“This decision was difficult to make and it was not made in a hurry,” said Shaw. “And if anyone wanted to give Freedom House like $ 20 million, I would restore it.” I’ll do that tomorrow. I’ll do it in five minutes. It had always been our plea to be able to fundraise, but we couldn’t. ”
The old Freedom House building is just a few blocks from dozens of historic landmarks, Revolutionary War structures, and homes of English settlers and church deacons. It is one of the few monuments from the Civil Rights Era remaining in Boston and a symbol of the struggle for equal rights that may soon be extinguished.
“You know, it’s interesting, nobody called me about this,” Byron Rushing, president of the Roxbury Historical Society, told GBH News. “We respond to roughly the people who raise the issue. Can we save this building? What must we do to save this building? No one asked me that question.
Boston’s current segregation – and the racial wealth gap – leads to the neglect of landmarks in predominantly black neighborhoods like Freedom House, Rushing said.
“People don’t know this story, outside of Roxbury, and the new inhabitants of Roxbury don’t know the story,” he said. “If this building was on the Black Heritage Trail, we would have a lot more publicity about it. ”
Christopher Martell, a UMass Boston professor who lives in Dorchester, teaches his students about Boston’s educational history through a tour that begins at the former Freedom House, a major hotspot during the violent reaction to school desegregation.
“This is especially important because it tells a much longer story than the Boston buses,” Martell told GBH News. “Most of the students in the suburbs of Boston have no idea of its history. They don’t even know much about the civil rights struggle in Roxbury and Dorchester in the 1950s and 1960s. ”
Last month, Martell wrote a letter to the Boston Landmarks Commission, pleading for the Freedom House to be preserved as a protected monument.
Shortly after Martell’s letter, the commission received a request to delay the demolition, citing both the importance of the Freedom House during the civil rights movement and the building’s use as a College of Hebrew teachers. from 1920.
According to a spokesperson for the commission, the commission considered Freedom House to be historically important. Once the municipal agency receives two alternatives to demolition, the applicants hold a public meeting of the community and the commission schedules a formal hearing.
A delay from the monuments commission does not guarantee the demolition will be blocked, but it could shed light on the problem, a development Martell hopes will help the city find an alternative solution.
“The Monuments Commission has only limited power,” he said, “but this is a place where advocacy is really important, as it would be more difficult for a developer to simply demolish the building s ‘there was a collective movement to push back this. ”
Shaw seems resigned to say goodbye, knowing that the main mission will continue, regardless of which building it is in.
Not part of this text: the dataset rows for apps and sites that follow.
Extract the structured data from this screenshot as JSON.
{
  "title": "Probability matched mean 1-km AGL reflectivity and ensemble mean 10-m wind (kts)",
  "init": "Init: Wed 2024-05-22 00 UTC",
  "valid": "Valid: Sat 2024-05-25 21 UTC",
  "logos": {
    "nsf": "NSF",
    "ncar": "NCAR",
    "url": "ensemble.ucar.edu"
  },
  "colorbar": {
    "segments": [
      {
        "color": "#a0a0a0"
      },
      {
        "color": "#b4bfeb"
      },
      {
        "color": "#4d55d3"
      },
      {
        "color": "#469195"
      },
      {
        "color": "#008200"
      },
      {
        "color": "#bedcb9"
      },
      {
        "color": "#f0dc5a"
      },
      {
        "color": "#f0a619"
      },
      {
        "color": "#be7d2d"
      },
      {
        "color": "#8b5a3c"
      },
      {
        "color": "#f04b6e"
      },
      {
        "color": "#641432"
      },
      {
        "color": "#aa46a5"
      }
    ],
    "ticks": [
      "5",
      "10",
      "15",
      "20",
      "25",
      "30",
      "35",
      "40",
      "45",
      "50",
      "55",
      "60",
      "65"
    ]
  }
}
“The spirit of Freedom House, the work of Freedom House, is here and it continues,” said Shaw, pointing to the bustling office, where students took classes on laptops and served lunch to the Goldenaires of Freedom. House, a program for seniors. Goldenaires coordinator Jumaada Abdal-Khallaq Henry Smith, a native of Roxbury who attended Goldenaires meetings with her mother in the old building, says she is sad to leave the space where she spent much of her time. his childhood.
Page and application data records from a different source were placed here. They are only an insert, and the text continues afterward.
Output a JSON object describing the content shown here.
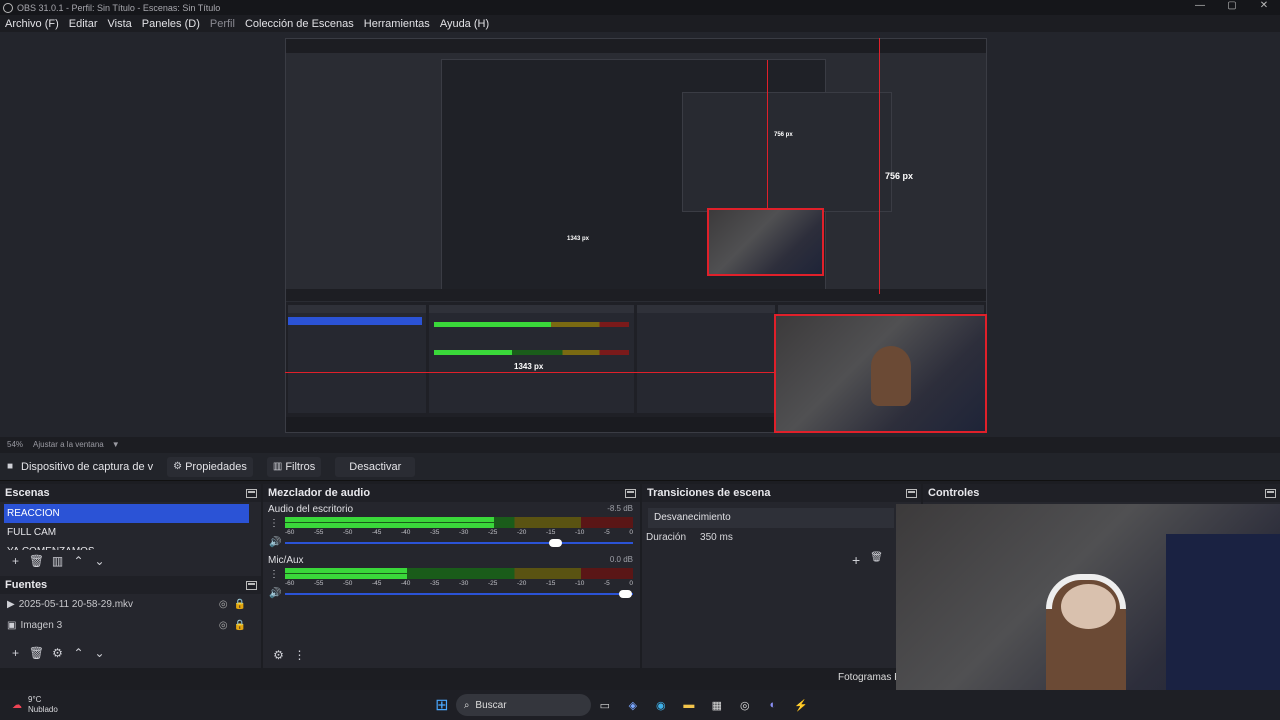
{
  "window": {
    "title": "OBS 31.0.1 - Perfil: Sin Título - Escenas: Sin Título",
    "min": "—",
    "max": "▢",
    "close": "✕"
  },
  "menu": [
    {
      "label": "Archivo (F)"
    },
    {
      "label": "Editar"
    },
    {
      "label": "Vista"
    },
    {
      "label": "Paneles (D)"
    },
    {
      "label": "Perfil",
      "dim": true
    },
    {
      "label": "Colección de Escenas"
    },
    {
      "label": "Herramientas"
    },
    {
      "label": "Ayuda (H)"
    }
  ],
  "preview": {
    "label_vertical": "756 px",
    "label_horizontal": "1343 px",
    "nested_label_vertical": "756 px",
    "nested_label_horizontal": "1343 px"
  },
  "status": {
    "zoom": "54%",
    "fit": "Ajustar a la ventana"
  },
  "toolbar": {
    "source": "Dispositivo de captura de v",
    "properties": "Propiedades",
    "filters": "Filtros",
    "deactivate": "Desactivar"
  },
  "scenes": {
    "title": "Escenas",
    "items": [
      "REACCION",
      "FULL CAM",
      "YA COMENZAMOS"
    ],
    "selected": 0
  },
  "sources": {
    "title": "Fuentes",
    "items": [
      "2025-05-11 20-58-29.mkv",
      "Imagen 3"
    ]
  },
  "mixer": {
    "title": "Mezclador de audio",
    "channels": [
      {
        "name": "Audio del escritorio",
        "db": "-8.5 dB",
        "level": 0.6,
        "level2": 0.6,
        "volume": 0.78
      },
      {
        "name": "Mic/Aux",
        "db": "0.0 dB",
        "level": 0.35,
        "level2": 0.35,
        "volume": 0.98
      }
    ],
    "scale": [
      "-60",
      "-55",
      "-50",
      "-45",
      "-40",
      "-35",
      "-30",
      "-25",
      "-20",
      "-15",
      "-10",
      "-5",
      "0"
    ]
  },
  "transitions": {
    "title": "Transiciones de escena",
    "current": "Desvanecimiento",
    "duration_label": "Duración",
    "duration_value": "350 ms"
  },
  "controls": {
    "title": "Controles",
    "fps": "Fotogramas P"
  },
  "taskbar": {
    "weather_temp": "9°C",
    "weather_desc": "Nublado",
    "search": "Buscar"
  },
  "colors": {
    "accent": "#2b53d6",
    "red": "#e0202a",
    "green": "#3ad83a"
  }
}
“I am a victim of a prominent estate so I cannot show my children where I lived because our house is no longer there,” Abdal-Khallaq Henry Smith told GBH News. “I hate to see the loss of something historic because my mom breathed that air, and all those Goldenaires, you know.” There is something about being able to hold on to something, for your children’s children to see.